For additional articles see the Caitlyn Jamison Mysteries blog.

Character Development
Mystery author Elizabeth George states “Story is Character,” and I have found that to be true. So how does a writer develop characters to have an impact on readers?

First, a thorough and thoughtful, physical, emotional, socio-economic description has to be developed for each character. Once that is developed, the author knows how each character will react to situations. It also keeps the author on track so a mistake isn’t made by having a character’s eye color at the beginning different than at the end - assuming contact lenses aren’t involved - smile. 

A character can be described from another’s point of view. That description can include how the person presents with regard to stance, expression, speech. You can sometimes tell a person’s age just by the words they use. 

And then you live in their skin. As you write and get into the “groove,” you will become that character. It is then the character’s thoughts feelings, voice, emotions pour out. Let it. That is when your characters come “alive.” It is an amazing feeling to give birth to characters and have them develop right before your eyes.

The Importance of Plot
A good story will transport the reader to places he/she has never been. The writer’s job is to develop an interesting plot and character (s) that compels the reader to keep turning pages. So where do plot ideas come from? The answer is, everywhere. 

One of my plot ideas came from my passion and desire for justice. Too many people were getting away with ruining lives and not suffering the repercussions. [Think 2008 financial crisis]. Other plot ideas came from my passion for teaching people about a little known mental health disease, current social issues, and about my genealogy hobby. 

The key word here is passion. A writer has to have a passion for the story and their characters. When that mix happens, plus some good use of grammar … the book is a winner. 

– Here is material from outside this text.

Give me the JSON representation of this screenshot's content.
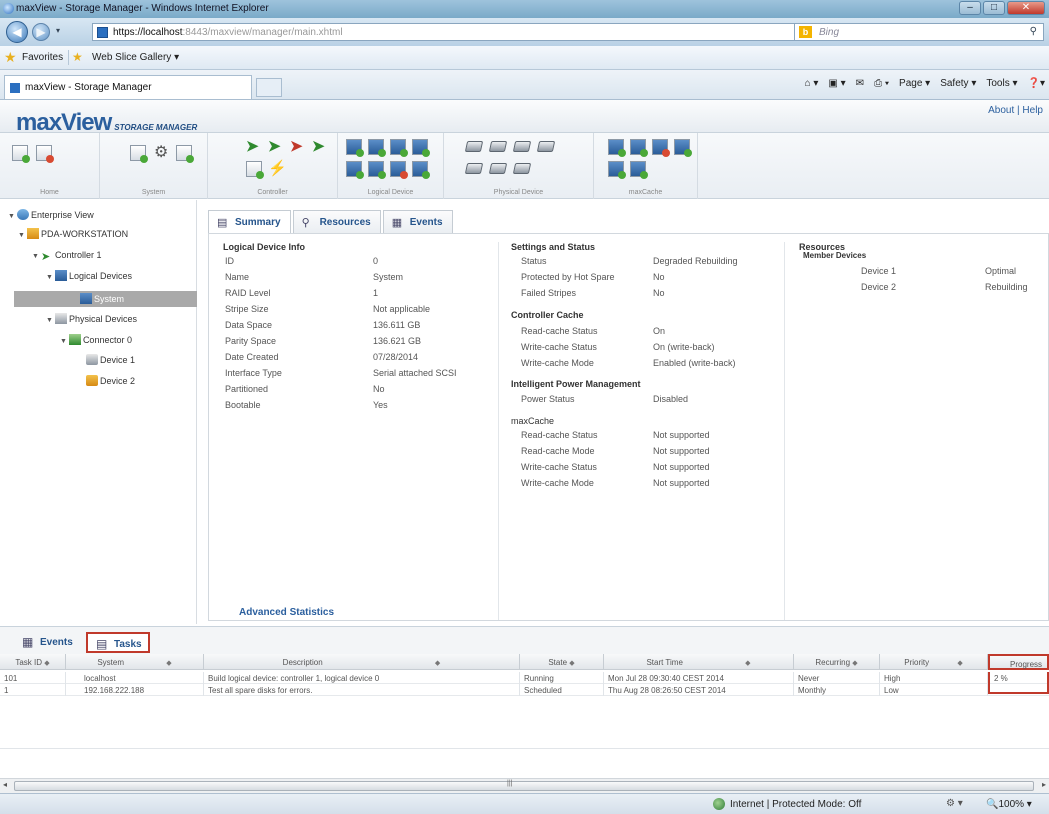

Point of View
Understanding point of view is probably one of the most difficult lessons a writer has to learn. Rule of thumb is to have one point of view per scene. In other words, one person leads the conversation. There can be more than one point of view per chapter, and those are separated by a couple of lines. But then you don’t want to have too many points of view. What I have done to provide myself an overview of how the book is progressing, and also to track point of view, is I made a chapter by chapter synopsis that includes from whose point of view the information is coming. A glance through this synopsis document tells me I have several people featured in the first few chapters. The question is - will those different voices confuse readers, or will it introduce the characters, which is what I intended. I have to give this some more thought.

A Writer’s Journal
I keep a writer’s journal for each book. The first page has a working title and some plot ideas. Since this is the second Caitlyn Jamison mystery, I have bios on the main characters. The supporting cast will be developed as I go along. The second page has the publishing stats of the first book, i.e. margins, pagination, author price (I learned the more pages in the book the lower the royalty-Fatal Dose is about 40 pages longer than Unexpected Death, so my royalty for Fatal Dose is about 40 cents less.) I also jot down the ISBN number of each book and the number of pages in each.

On the following pages I continue to jot down plot ideas, and introduce characters. Plots change as the characters are developed, so my “Idea” entries change as the book progresses. 

While working on the third book, I am busy marketing the first two. Those venues with contact information is captured in my journal. Also captured are books with citations that I use for research. 

When I get well into the story I start tracking my word count. I keep a listing of each day’s progress with notes on what needs to be done. 

When I get stuck, I review the notes in my journal. An interesting way to see how thought processes change as the book matures. [Posted 3/31/18]


© Ray & Mary Maki 2017